Would you write out the listing verbatim and skip every picture in it?
-- Opening Marker --
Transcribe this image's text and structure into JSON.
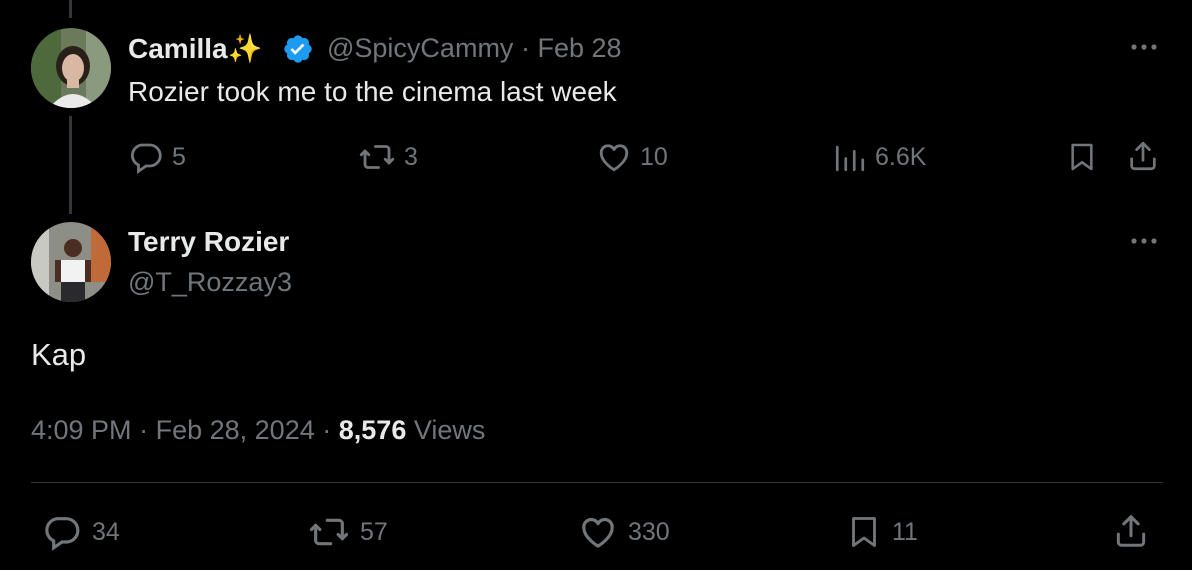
{
  "parent_tweet": {
    "display_name": "Camilla",
    "name_emoji": "✨",
    "handle": "@SpicyCammy",
    "separator": "·",
    "date": "Feb 28",
    "text": "Rozier took me to the cinema last week",
    "metrics": {
      "replies": "5",
      "reposts": "3",
      "likes": "10",
      "views": "6.6K"
    }
  },
  "main_tweet": {
    "display_name": "Terry Rozier",
    "handle": "@T_Rozzay3",
    "text": "Kap",
    "time": "4:09 PM",
    "date": "Feb 28, 2024",
    "views_count": "8,576",
    "views_label": "Views",
    "metrics": {
      "replies": "34",
      "reposts": "57",
      "likes": "330",
      "bookmarks": "11"
    }
  },
  "colors": {
    "background": "#000000",
    "text": "#e7e9ea",
    "muted": "#71767b",
    "verified": "#1d9bf0",
    "divider": "#2f3336"
  }
}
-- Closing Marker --
Exercise response →
Transcribe this image's text and structure into JSON.
{
  "parent_tweet": {
    "display_name": "Camilla",
    "name_emoji": "✨",
    "handle": "@SpicyCammy",
    "separator": "·",
    "date": "Feb 28",
    "text": "Rozier took me to the cinema last week",
    "metrics": {
      "replies": "5",
      "reposts": "3",
      "likes": "10",
      "views": "6.6K"
    }
  },
  "main_tweet": {
    "display_name": "Terry Rozier",
    "handle": "@T_Rozzay3",
    "text": "Kap",
    "time": "4:09 PM",
    "date": "Feb 28, 2024",
    "views_count": "8,576",
    "views_label": "Views",
    "metrics": {
      "replies": "34",
      "reposts": "57",
      "likes": "330",
      "bookmarks": "11"
    }
  },
  "colors": {
    "background": "#000000",
    "text": "#e7e9ea",
    "muted": "#71767b",
    "verified": "#1d9bf0",
    "divider": "#2f3336"
  }
}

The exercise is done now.